ZONES of Regulation: This group encompasses lessons and activities that help students gain skills in the area of self-regulation.  Self-regulation can go by many names such as self-control, self-management, and impulse control. Most importantly we are hoping to obtain the best state of awareness of the body and mind. The curriculum is designed to help students recognize when they are in different “zones” as well as how to use learned strategies and “tools” to change, or stay, in a particular zone depending on their specific situation or environment.  In addition to addressing self-regulation, the students will gain an increased vocabulary of emotional terms, skills in reading other people’s emotions and facial expressions, perspective about how others see and react to their behavior, insight into events that trigger their behavior, and calming or problem-solving skills.

Heart Prints: A group for students who have experienced a loss of a family member, friend, or somebody close to them. This grief group helps students recognize and express feelings of extreme sadness, encourages open communication and remembrance, and assists students in developing skills to cope with the loss of someone close to them while in a safe and supportive group environment.

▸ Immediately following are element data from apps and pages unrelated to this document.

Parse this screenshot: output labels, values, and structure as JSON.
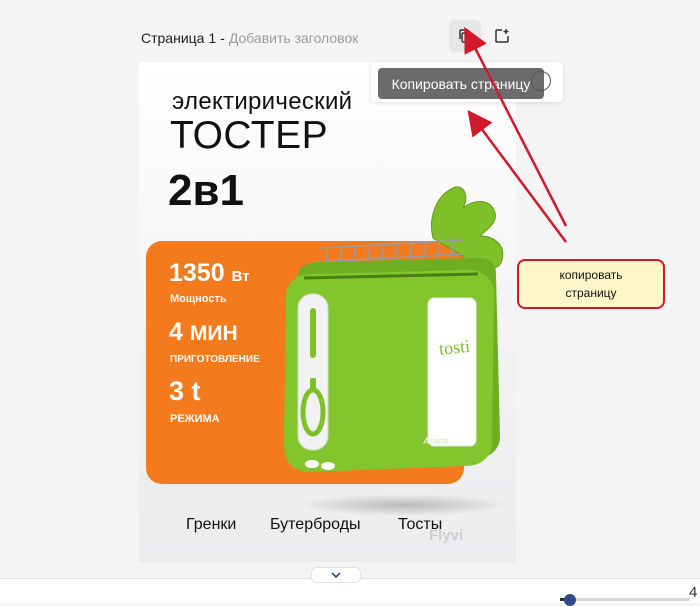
{
  "page": {
    "title": "Страница 1",
    "separator": "-",
    "add_title": "Добавить заголовок"
  },
  "toolbar": {
    "copy_icon": "copy-page-icon",
    "add_icon": "add-page-icon",
    "tooltip": "Копировать страницу"
  },
  "design": {
    "headline_1": "электирический",
    "headline_2": "ТОСТЕР",
    "headline_3": "2в1",
    "specs": [
      {
        "value": "1350",
        "unit": "Вт",
        "label": "Мощность"
      },
      {
        "value": "4",
        "unit": "МИН",
        "label": "ПРИГОТОВЛЕНИЕ"
      },
      {
        "value": "3",
        "unit": "t",
        "label": "РЕЖИМА"
      }
    ],
    "tags": [
      "Гренки",
      "Бутерброды",
      "Тосты"
    ],
    "watermark": "Flyvi",
    "toaster_brand": "tosti",
    "toaster_maker": "Ariete",
    "colors": {
      "accent": "#f37a1d",
      "toaster": "#7fc02a"
    }
  },
  "annotation": {
    "line_1": "копировать",
    "line_2": "страницу",
    "border_color": "#d0192a"
  },
  "zoom": {
    "value_visible": "4",
    "level": 0.08
  }
}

*Friendship (General): A group for students to learn appropriate skills for social interaction, and help them develop skills to make and sustain healthy friendships in school and life. Some topics that will be covered are how to initiate conversations, resolving conflicts, understanding and respecting the feelings of others (empathy), self-advocating, understanding individual strengths, and many more.

*Girl’s Friendship Group: This group will focus on the ins and outs of social relations from the girl perspective.  Students will learn and practice social skills and interactions to help them develop and sustain healthy friendships in school and life.  This group focuses on relational aggression, self-esteem, cliques, inclusion versus exclusion, self-advocating, understanding individual strengths, and other important topics.

*Boy’s Friendship Group:  This group will focus on the ins and outs of social relations from the boy perspective.  Students will learn and practice social skills and interactions to help them develop and sustain healthy friendships in school and life.  This group focuses on conflict resolution, understanding the feelings of others (empathy), self-advocating, inclusion, understanding individual strengths, and other important topics.